Work task >> For the entries that follow, tally the lines holding the string "Neue". Give the total and nothing else.

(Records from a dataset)
^^^^^^^^^^^^^^^^
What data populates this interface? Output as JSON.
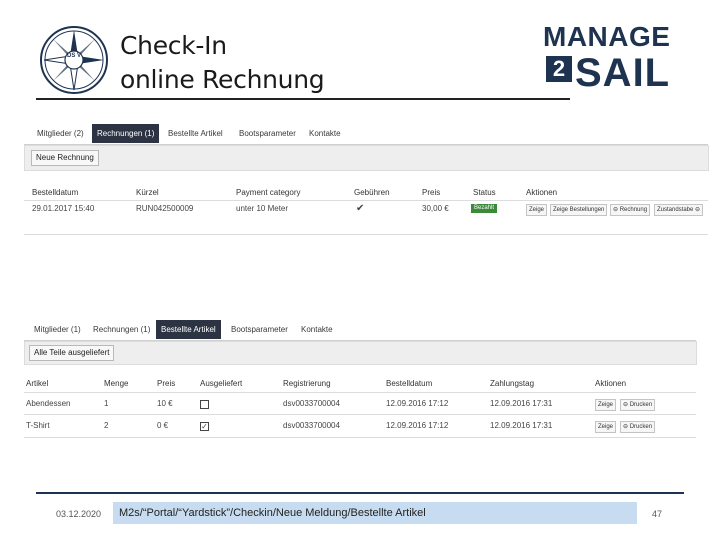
{
  "header": {
    "title_line1": "Check-In",
    "title_line2": "online Rechnung",
    "emblem_text": "DS V",
    "logo_top": "MANAGE",
    "logo_box": "2",
    "logo_bottom": "SAIL"
  },
  "shot1": {
    "tabs": [
      "Mitglieder (2)",
      "Rechnungen (1)",
      "Bestellte Artikel",
      "Bootsparameter",
      "Kontakte"
    ],
    "active_tab": 1,
    "new_button": "Neue Rechnung",
    "columns": [
      "Bestelldatum",
      "Kürzel",
      "Payment category",
      "Gebühren",
      "Preis",
      "Status",
      "Aktionen"
    ],
    "row": {
      "date": "29.01.2017 15:40",
      "code": "RUN042500009",
      "category": "unter 10 Meter",
      "fee_icon": "checkmark-icon",
      "price": "30,00 €",
      "status": "Bezahlt",
      "actions": [
        "Zeige",
        "Zeige Bestellungen",
        "⊖ Rechnung",
        "Zustandstabe ⊖"
      ]
    }
  },
  "shot2": {
    "tabs": [
      "Mitglieder (1)",
      "Rechnungen (1)",
      "Bestellte Artikel",
      "Bootsparameter",
      "Kontakte"
    ],
    "active_tab": 2,
    "ship_button": "Alle Teile ausgeliefert",
    "columns": [
      "Artikel",
      "Menge",
      "Preis",
      "Ausgeliefert",
      "Registrierung",
      "Bestelldatum",
      "Zahlungstag",
      "Aktionen"
    ],
    "rows": [
      {
        "item": "Abendessen",
        "qty": "1",
        "price": "10 €",
        "delivered": false,
        "reg": "dsv0033700004",
        "ordered": "12.09.2016 17:12",
        "paid": "12.09.2016 17:31",
        "actions": [
          "Zeige",
          "⊖ Drucken"
        ]
      },
      {
        "item": "T-Shirt",
        "qty": "2",
        "price": "0 €",
        "delivered": true,
        "reg": "dsv0033700004",
        "ordered": "12.09.2016 17:12",
        "paid": "12.09.2016 17:31",
        "actions": [
          "Zeige",
          "⊖ Drucken"
        ]
      }
    ]
  },
  "footer": {
    "date": "03.12.2020",
    "path": "M2s/“Portal/“Yardstick”/Checkin/Neue Meldung/Bestellte Artikel",
    "page": "47"
  },
  "colors": {
    "navy": "#1e3350",
    "active_tab": "#2c3444",
    "status_green": "#3a8a3a",
    "path_bg": "#c7dcf0"
  }
}
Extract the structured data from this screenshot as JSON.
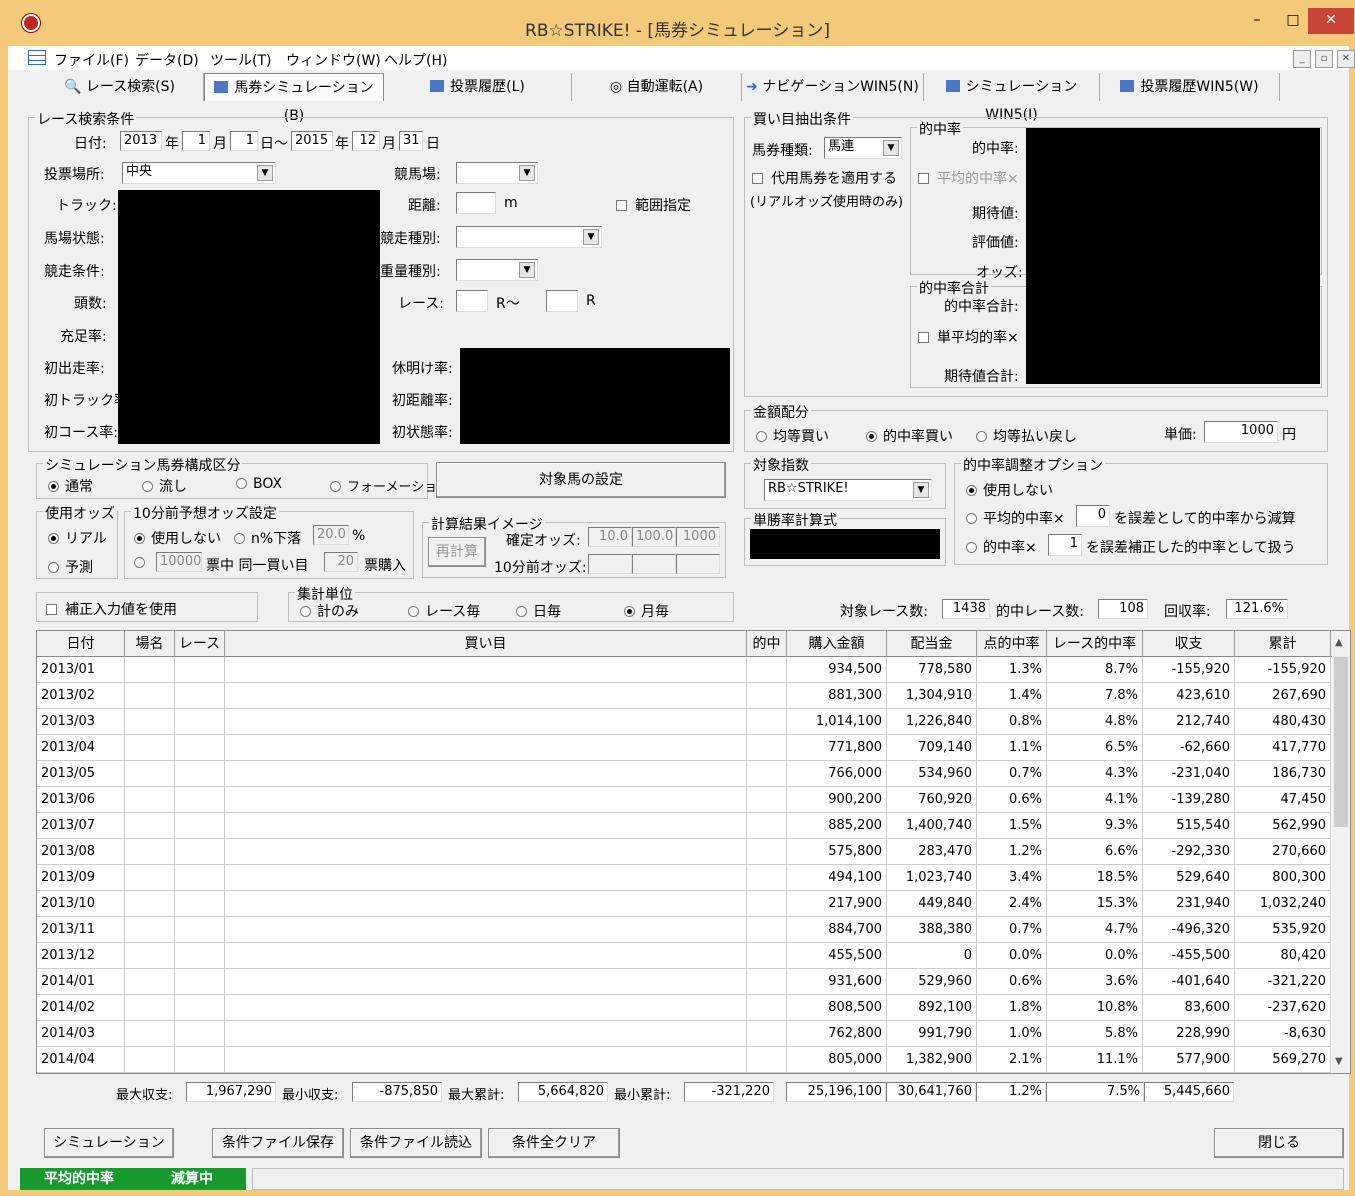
{
  "window": {
    "title": "RB☆STRIKE! - [馬券シミュレーション]",
    "minimize": "–",
    "maximize": "□",
    "close": "✕"
  },
  "menu": [
    {
      "label": "ファイル(F)"
    },
    {
      "label": "データ(D)"
    },
    {
      "label": "ツール(T)"
    },
    {
      "label": "ウィンドウ(W)"
    },
    {
      "label": "ヘルプ(H)"
    }
  ],
  "mdi": {
    "min": "_",
    "restore": "▫",
    "close": "✕"
  },
  "tabs": [
    {
      "label": "レース検索(S)"
    },
    {
      "label": "馬券シミュレーション(B)"
    },
    {
      "label": "投票履歴(L)"
    },
    {
      "label": "自動運転(A)"
    },
    {
      "label": "ナビゲーションWIN5(N)"
    },
    {
      "label": "シミュレーションWIN5(I)"
    },
    {
      "label": "投票履歴WIN5(W)"
    }
  ],
  "race": {
    "title": "レース検索条件",
    "date_label": "日付:",
    "year1": "2013",
    "year_unit": "年",
    "month1": "1",
    "month_unit": "月",
    "day1": "1",
    "day_unit_range": "日〜",
    "year2": "2015",
    "month2": "12",
    "day2": "31",
    "day_unit": "日",
    "venue_label": "投票場所:",
    "venue": "中央",
    "course_label": "競馬場:",
    "track_label": "トラック:",
    "distance_label": "距離:",
    "distance_unit": "m",
    "range_label": "範囲指定",
    "condition_label": "馬場状態:",
    "race_type_label": "競走種別:",
    "race_cond_label": "競走条件:",
    "weight_label": "重量種別:",
    "heads_label": "頭数:",
    "races_label": "レース:",
    "r_from": "R〜",
    "r_to": "R",
    "fill_label": "充足率:",
    "first_run_label": "初出走率:",
    "rest_label": "休明け率:",
    "first_track_label": "初トラック率:",
    "first_dist_label": "初距離率:",
    "first_course_label": "初コース率:",
    "first_state_label": "初状態率:"
  },
  "buy": {
    "title": "買い目抽出条件",
    "ticket_label": "馬券種類:",
    "ticket": "馬連",
    "substitute": "代用馬券を適用する",
    "real_only": "(リアルオッズ使用時のみ)",
    "hit_title": "的中率",
    "hit_label": "的中率:",
    "avg_hit": "平均的中率×",
    "expect_label": "期待値:",
    "eval_label": "評価値:",
    "odds_label": "オッズ:",
    "hit_sum_title": "的中率合計",
    "hit_sum_label": "的中率合計:",
    "single_avg": "単平均的率×",
    "expect_sum_label": "期待値合計:"
  },
  "money": {
    "title": "金額配分",
    "opt1": "均等買い",
    "opt2": "的中率買い",
    "opt3": "均等払い戻し",
    "unit_label": "単価:",
    "unit_value": "1000",
    "yen": "円"
  },
  "sim": {
    "title": "シミュレーション馬券構成区分",
    "opt1": "通常",
    "opt2": "流し",
    "opt3": "BOX",
    "opt4": "フォーメーション",
    "target_btn": "対象馬の設定"
  },
  "index": {
    "title": "対象指数",
    "value": "RB☆STRIKE!",
    "formula_title": "単勝率計算式"
  },
  "adjust": {
    "title": "的中率調整オプション",
    "opt1": "使用しない",
    "opt2a": "平均的中率×",
    "v2": "0",
    "opt2b": "を誤差として的中率から減算",
    "opt3a": "的中率×",
    "v3": "1",
    "opt3b": "を誤差補正した的中率として扱う"
  },
  "odds": {
    "title": "使用オッズ",
    "real": "リアル",
    "pred": "予測"
  },
  "pre": {
    "title": "10分前予想オッズ設定",
    "opt1": "使用しない",
    "opt2": "n%下落",
    "pct": "20.0",
    "pct_unit": "%",
    "count": "10000",
    "mid": "票中 同一買い目",
    "buy_count": "20",
    "end": "票購入"
  },
  "calc": {
    "title": "計算結果イメージ",
    "recalc": "再計算",
    "fixed_label": "確定オッズ:",
    "v1": "10.0",
    "v2": "100.0",
    "v3": "1000",
    "pre_label": "10分前オッズ:"
  },
  "correction": "補正入力値を使用",
  "agg": {
    "title": "集計単位",
    "opt1": "計のみ",
    "opt2": "レース毎",
    "opt3": "日毎",
    "opt4": "月毎"
  },
  "summary": {
    "races_label": "対象レース数:",
    "races": "1438",
    "hits_label": "的中レース数:",
    "hits": "108",
    "return_label": "回収率:",
    "return": "121.6%"
  },
  "columns": [
    "日付",
    "場名",
    "レース",
    "買い目",
    "的中",
    "購入金額",
    "配当金",
    "点的中率",
    "レース的中率",
    "収支",
    "累計"
  ],
  "rows": [
    [
      "2013/01",
      "",
      "",
      "",
      "",
      "934,500",
      "778,580",
      "1.3%",
      "8.7%",
      "-155,920",
      "-155,920"
    ],
    [
      "2013/02",
      "",
      "",
      "",
      "",
      "881,300",
      "1,304,910",
      "1.4%",
      "7.8%",
      "423,610",
      "267,690"
    ],
    [
      "2013/03",
      "",
      "",
      "",
      "",
      "1,014,100",
      "1,226,840",
      "0.8%",
      "4.8%",
      "212,740",
      "480,430"
    ],
    [
      "2013/04",
      "",
      "",
      "",
      "",
      "771,800",
      "709,140",
      "1.1%",
      "6.5%",
      "-62,660",
      "417,770"
    ],
    [
      "2013/05",
      "",
      "",
      "",
      "",
      "766,000",
      "534,960",
      "0.7%",
      "4.3%",
      "-231,040",
      "186,730"
    ],
    [
      "2013/06",
      "",
      "",
      "",
      "",
      "900,200",
      "760,920",
      "0.6%",
      "4.1%",
      "-139,280",
      "47,450"
    ],
    [
      "2013/07",
      "",
      "",
      "",
      "",
      "885,200",
      "1,400,740",
      "1.5%",
      "9.3%",
      "515,540",
      "562,990"
    ],
    [
      "2013/08",
      "",
      "",
      "",
      "",
      "575,800",
      "283,470",
      "1.2%",
      "6.6%",
      "-292,330",
      "270,660"
    ],
    [
      "2013/09",
      "",
      "",
      "",
      "",
      "494,100",
      "1,023,740",
      "3.4%",
      "18.5%",
      "529,640",
      "800,300"
    ],
    [
      "2013/10",
      "",
      "",
      "",
      "",
      "217,900",
      "449,840",
      "2.4%",
      "15.3%",
      "231,940",
      "1,032,240"
    ],
    [
      "2013/11",
      "",
      "",
      "",
      "",
      "884,700",
      "388,380",
      "0.7%",
      "4.7%",
      "-496,320",
      "535,920"
    ],
    [
      "2013/12",
      "",
      "",
      "",
      "",
      "455,500",
      "0",
      "0.0%",
      "0.0%",
      "-455,500",
      "80,420"
    ],
    [
      "2014/01",
      "",
      "",
      "",
      "",
      "931,600",
      "529,960",
      "0.6%",
      "3.6%",
      "-401,640",
      "-321,220"
    ],
    [
      "2014/02",
      "",
      "",
      "",
      "",
      "808,500",
      "892,100",
      "1.8%",
      "10.8%",
      "83,600",
      "-237,620"
    ],
    [
      "2014/03",
      "",
      "",
      "",
      "",
      "762,800",
      "991,790",
      "1.0%",
      "5.8%",
      "228,990",
      "-8,630"
    ],
    [
      "2014/04",
      "",
      "",
      "",
      "",
      "805,000",
      "1,382,900",
      "2.1%",
      "11.1%",
      "577,900",
      "569,270"
    ]
  ],
  "footer": {
    "max_label": "最大収支:",
    "max": "1,967,290",
    "min_label": "最小収支:",
    "min": "-875,850",
    "maxsum_label": "最大累計:",
    "maxsum": "5,664,820",
    "minsum_label": "最小累計:",
    "minsum": "-321,220",
    "buy": "25,196,100",
    "pay": "30,641,760",
    "hit": "1.2%",
    "race_hit": "7.5%",
    "balance": "5,445,660"
  },
  "buttons": {
    "simulate": "シミュレーション",
    "save": "条件ファイル保存",
    "load": "条件ファイル読込",
    "clear": "条件全クリア",
    "close": "閉じる"
  },
  "status": {
    "s1": "平均的中率",
    "s2": "減算中"
  },
  "scroll": {
    "up": "▲",
    "down": "▼"
  },
  "colors": {
    "title_bg": "#f3c97a",
    "close_btn": "#c7463a",
    "status_green": "#179b2f"
  }
}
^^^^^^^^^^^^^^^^
Written response >> 2